**EXERCISE INSTRUCTIONS**
Write out all of the data exactly as it appears.

**SUPPLIED DATA**
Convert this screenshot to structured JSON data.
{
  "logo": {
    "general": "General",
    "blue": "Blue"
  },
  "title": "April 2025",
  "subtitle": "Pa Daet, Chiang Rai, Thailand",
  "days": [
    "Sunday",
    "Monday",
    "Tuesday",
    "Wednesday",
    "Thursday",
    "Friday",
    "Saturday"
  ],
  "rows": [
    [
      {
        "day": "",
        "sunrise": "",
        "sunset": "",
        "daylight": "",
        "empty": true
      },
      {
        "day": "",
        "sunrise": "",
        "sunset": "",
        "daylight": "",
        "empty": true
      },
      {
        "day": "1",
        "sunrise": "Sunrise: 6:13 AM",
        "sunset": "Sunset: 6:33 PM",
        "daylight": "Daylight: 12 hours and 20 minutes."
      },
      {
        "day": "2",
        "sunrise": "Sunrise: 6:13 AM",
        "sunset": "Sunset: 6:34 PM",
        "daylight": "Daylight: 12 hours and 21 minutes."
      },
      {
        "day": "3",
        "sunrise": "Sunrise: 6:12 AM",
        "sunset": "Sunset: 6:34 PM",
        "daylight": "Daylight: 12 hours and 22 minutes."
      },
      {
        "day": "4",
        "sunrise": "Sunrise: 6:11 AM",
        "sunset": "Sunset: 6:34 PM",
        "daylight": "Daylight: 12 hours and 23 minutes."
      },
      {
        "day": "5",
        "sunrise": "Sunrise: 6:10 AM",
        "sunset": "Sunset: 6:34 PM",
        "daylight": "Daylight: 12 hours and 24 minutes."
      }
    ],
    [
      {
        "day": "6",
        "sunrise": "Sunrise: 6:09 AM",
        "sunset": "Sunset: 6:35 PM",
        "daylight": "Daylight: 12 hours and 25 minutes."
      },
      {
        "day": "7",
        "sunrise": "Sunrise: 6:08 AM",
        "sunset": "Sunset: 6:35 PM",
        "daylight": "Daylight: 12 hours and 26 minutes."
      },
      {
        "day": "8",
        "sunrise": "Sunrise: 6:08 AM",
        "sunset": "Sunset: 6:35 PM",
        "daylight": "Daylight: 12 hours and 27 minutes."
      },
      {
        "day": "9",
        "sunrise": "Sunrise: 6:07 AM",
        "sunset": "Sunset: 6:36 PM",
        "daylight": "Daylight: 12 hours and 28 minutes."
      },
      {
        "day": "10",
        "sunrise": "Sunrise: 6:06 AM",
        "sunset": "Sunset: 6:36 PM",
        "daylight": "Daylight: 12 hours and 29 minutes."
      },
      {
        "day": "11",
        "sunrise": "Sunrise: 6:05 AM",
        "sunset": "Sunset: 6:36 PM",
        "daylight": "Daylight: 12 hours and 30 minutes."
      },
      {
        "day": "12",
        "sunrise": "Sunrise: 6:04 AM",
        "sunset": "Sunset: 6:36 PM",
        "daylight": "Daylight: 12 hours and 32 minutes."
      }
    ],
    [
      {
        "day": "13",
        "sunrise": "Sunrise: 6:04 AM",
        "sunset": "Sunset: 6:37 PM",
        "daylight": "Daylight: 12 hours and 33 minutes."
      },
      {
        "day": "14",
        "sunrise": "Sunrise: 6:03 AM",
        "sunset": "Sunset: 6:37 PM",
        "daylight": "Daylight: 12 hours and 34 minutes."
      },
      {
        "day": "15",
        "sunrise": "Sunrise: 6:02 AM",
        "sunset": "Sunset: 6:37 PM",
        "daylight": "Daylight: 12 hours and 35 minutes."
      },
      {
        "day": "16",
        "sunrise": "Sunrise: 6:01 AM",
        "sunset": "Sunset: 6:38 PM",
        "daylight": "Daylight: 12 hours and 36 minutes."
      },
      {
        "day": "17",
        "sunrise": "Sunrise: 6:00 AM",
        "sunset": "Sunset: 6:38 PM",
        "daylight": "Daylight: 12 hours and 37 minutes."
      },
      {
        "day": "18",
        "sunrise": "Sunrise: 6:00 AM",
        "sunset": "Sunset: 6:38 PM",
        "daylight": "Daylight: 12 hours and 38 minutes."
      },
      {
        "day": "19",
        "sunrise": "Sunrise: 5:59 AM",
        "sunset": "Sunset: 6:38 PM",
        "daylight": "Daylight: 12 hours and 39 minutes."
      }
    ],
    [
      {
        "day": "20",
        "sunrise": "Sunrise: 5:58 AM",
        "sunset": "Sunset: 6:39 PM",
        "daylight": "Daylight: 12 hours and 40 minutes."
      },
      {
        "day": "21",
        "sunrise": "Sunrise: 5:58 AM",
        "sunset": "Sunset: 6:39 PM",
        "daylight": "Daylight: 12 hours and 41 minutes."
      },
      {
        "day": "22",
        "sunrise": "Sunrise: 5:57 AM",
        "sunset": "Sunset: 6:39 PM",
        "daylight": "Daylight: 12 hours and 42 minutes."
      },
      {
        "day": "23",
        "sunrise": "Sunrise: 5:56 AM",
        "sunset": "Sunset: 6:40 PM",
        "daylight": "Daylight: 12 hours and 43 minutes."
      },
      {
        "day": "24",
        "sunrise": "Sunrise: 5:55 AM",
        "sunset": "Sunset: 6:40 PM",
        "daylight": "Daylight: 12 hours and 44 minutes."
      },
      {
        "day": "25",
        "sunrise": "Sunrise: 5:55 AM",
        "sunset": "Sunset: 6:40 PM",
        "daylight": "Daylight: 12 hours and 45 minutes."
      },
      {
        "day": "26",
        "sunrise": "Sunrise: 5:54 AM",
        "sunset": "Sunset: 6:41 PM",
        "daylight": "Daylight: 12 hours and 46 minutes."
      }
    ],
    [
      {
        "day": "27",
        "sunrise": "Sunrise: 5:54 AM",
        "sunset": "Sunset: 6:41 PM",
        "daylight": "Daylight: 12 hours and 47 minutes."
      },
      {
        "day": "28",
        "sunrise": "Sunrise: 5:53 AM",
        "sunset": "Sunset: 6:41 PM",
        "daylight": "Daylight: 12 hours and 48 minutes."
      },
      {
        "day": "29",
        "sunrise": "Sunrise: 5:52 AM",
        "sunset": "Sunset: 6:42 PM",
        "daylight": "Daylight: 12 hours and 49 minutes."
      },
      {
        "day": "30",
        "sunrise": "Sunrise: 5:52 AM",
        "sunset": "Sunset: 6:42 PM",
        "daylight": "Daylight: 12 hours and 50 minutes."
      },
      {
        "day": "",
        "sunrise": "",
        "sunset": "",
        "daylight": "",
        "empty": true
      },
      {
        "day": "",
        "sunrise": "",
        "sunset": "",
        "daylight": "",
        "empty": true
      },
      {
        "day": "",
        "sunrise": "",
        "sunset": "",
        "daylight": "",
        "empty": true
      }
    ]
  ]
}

**RESULT FOR THIS TASK**
Convert this screenshot to structured JSON data.
{
  "logo": {
    "general": "General",
    "blue": "Blue"
  },
  "title": "April 2025",
  "subtitle": "Pa Daet, Chiang Rai, Thailand",
  "days": [
    "Sunday",
    "Monday",
    "Tuesday",
    "Wednesday",
    "Thursday",
    "Friday",
    "Saturday"
  ],
  "rows": [
    [
      {
        "day": "",
        "sunrise": "",
        "sunset": "",
        "daylight": "",
        "empty": true
      },
      {
        "day": "",
        "sunrise": "",
        "sunset": "",
        "daylight": "",
        "empty": true
      },
      {
        "day": "1",
        "sunrise": "Sunrise: 6:13 AM",
        "sunset": "Sunset: 6:33 PM",
        "daylight": "Daylight: 12 hours and 20 minutes."
      },
      {
        "day": "2",
        "sunrise": "Sunrise: 6:13 AM",
        "sunset": "Sunset: 6:34 PM",
        "daylight": "Daylight: 12 hours and 21 minutes."
      },
      {
        "day": "3",
        "sunrise": "Sunrise: 6:12 AM",
        "sunset": "Sunset: 6:34 PM",
        "daylight": "Daylight: 12 hours and 22 minutes."
      },
      {
        "day": "4",
        "sunrise": "Sunrise: 6:11 AM",
        "sunset": "Sunset: 6:34 PM",
        "daylight": "Daylight: 12 hours and 23 minutes."
      },
      {
        "day": "5",
        "sunrise": "Sunrise: 6:10 AM",
        "sunset": "Sunset: 6:34 PM",
        "daylight": "Daylight: 12 hours and 24 minutes."
      }
    ],
    [
      {
        "day": "6",
        "sunrise": "Sunrise: 6:09 AM",
        "sunset": "Sunset: 6:35 PM",
        "daylight": "Daylight: 12 hours and 25 minutes."
      },
      {
        "day": "7",
        "sunrise": "Sunrise: 6:08 AM",
        "sunset": "Sunset: 6:35 PM",
        "daylight": "Daylight: 12 hours and 26 minutes."
      },
      {
        "day": "8",
        "sunrise": "Sunrise: 6:08 AM",
        "sunset": "Sunset: 6:35 PM",
        "daylight": "Daylight: 12 hours and 27 minutes."
      },
      {
        "day": "9",
        "sunrise": "Sunrise: 6:07 AM",
        "sunset": "Sunset: 6:36 PM",
        "daylight": "Daylight: 12 hours and 28 minutes."
      },
      {
        "day": "10",
        "sunrise": "Sunrise: 6:06 AM",
        "sunset": "Sunset: 6:36 PM",
        "daylight": "Daylight: 12 hours and 29 minutes."
      },
      {
        "day": "11",
        "sunrise": "Sunrise: 6:05 AM",
        "sunset": "Sunset: 6:36 PM",
        "daylight": "Daylight: 12 hours and 30 minutes."
      },
      {
        "day": "12",
        "sunrise": "Sunrise: 6:04 AM",
        "sunset": "Sunset: 6:36 PM",
        "daylight": "Daylight: 12 hours and 32 minutes."
      }
    ],
    [
      {
        "day": "13",
        "sunrise": "Sunrise: 6:04 AM",
        "sunset": "Sunset: 6:37 PM",
        "daylight": "Daylight: 12 hours and 33 minutes."
      },
      {
        "day": "14",
        "sunrise": "Sunrise: 6:03 AM",
        "sunset": "Sunset: 6:37 PM",
        "daylight": "Daylight: 12 hours and 34 minutes."
      },
      {
        "day": "15",
        "sunrise": "Sunrise: 6:02 AM",
        "sunset": "Sunset: 6:37 PM",
        "daylight": "Daylight: 12 hours and 35 minutes."
      },
      {
        "day": "16",
        "sunrise": "Sunrise: 6:01 AM",
        "sunset": "Sunset: 6:38 PM",
        "daylight": "Daylight: 12 hours and 36 minutes."
      },
      {
        "day": "17",
        "sunrise": "Sunrise: 6:00 AM",
        "sunset": "Sunset: 6:38 PM",
        "daylight": "Daylight: 12 hours and 37 minutes."
      },
      {
        "day": "18",
        "sunrise": "Sunrise: 6:00 AM",
        "sunset": "Sunset: 6:38 PM",
        "daylight": "Daylight: 12 hours and 38 minutes."
      },
      {
        "day": "19",
        "sunrise": "Sunrise: 5:59 AM",
        "sunset": "Sunset: 6:38 PM",
        "daylight": "Daylight: 12 hours and 39 minutes."
      }
    ],
    [
      {
        "day": "20",
        "sunrise": "Sunrise: 5:58 AM",
        "sunset": "Sunset: 6:39 PM",
        "daylight": "Daylight: 12 hours and 40 minutes."
      },
      {
        "day": "21",
        "sunrise": "Sunrise: 5:58 AM",
        "sunset": "Sunset: 6:39 PM",
        "daylight": "Daylight: 12 hours and 41 minutes."
      },
      {
        "day": "22",
        "sunrise": "Sunrise: 5:57 AM",
        "sunset": "Sunset: 6:39 PM",
        "daylight": "Daylight: 12 hours and 42 minutes."
      },
      {
        "day": "23",
        "sunrise": "Sunrise: 5:56 AM",
        "sunset": "Sunset: 6:40 PM",
        "daylight": "Daylight: 12 hours and 43 minutes."
      },
      {
        "day": "24",
        "sunrise": "Sunrise: 5:55 AM",
        "sunset": "Sunset: 6:40 PM",
        "daylight": "Daylight: 12 hours and 44 minutes."
      },
      {
        "day": "25",
        "sunrise": "Sunrise: 5:55 AM",
        "sunset": "Sunset: 6:40 PM",
        "daylight": "Daylight: 12 hours and 45 minutes."
      },
      {
        "day": "26",
        "sunrise": "Sunrise: 5:54 AM",
        "sunset": "Sunset: 6:41 PM",
        "daylight": "Daylight: 12 hours and 46 minutes."
      }
    ],
    [
      {
        "day": "27",
        "sunrise": "Sunrise: 5:54 AM",
        "sunset": "Sunset: 6:41 PM",
        "daylight": "Daylight: 12 hours and 47 minutes."
      },
      {
        "day": "28",
        "sunrise": "Sunrise: 5:53 AM",
        "sunset": "Sunset: 6:41 PM",
        "daylight": "Daylight: 12 hours and 48 minutes."
      },
      {
        "day": "29",
        "sunrise": "Sunrise: 5:52 AM",
        "sunset": "Sunset: 6:42 PM",
        "daylight": "Daylight: 12 hours and 49 minutes."
      },
      {
        "day": "30",
        "sunrise": "Sunrise: 5:52 AM",
        "sunset": "Sunset: 6:42 PM",
        "daylight": "Daylight: 12 hours and 50 minutes."
      },
      {
        "day": "",
        "sunrise": "",
        "sunset": "",
        "daylight": "",
        "empty": true
      },
      {
        "day": "",
        "sunrise": "",
        "sunset": "",
        "daylight": "",
        "empty": true
      },
      {
        "day": "",
        "sunrise": "",
        "sunset": "",
        "daylight": "",
        "empty": true
      }
    ]
  ]
}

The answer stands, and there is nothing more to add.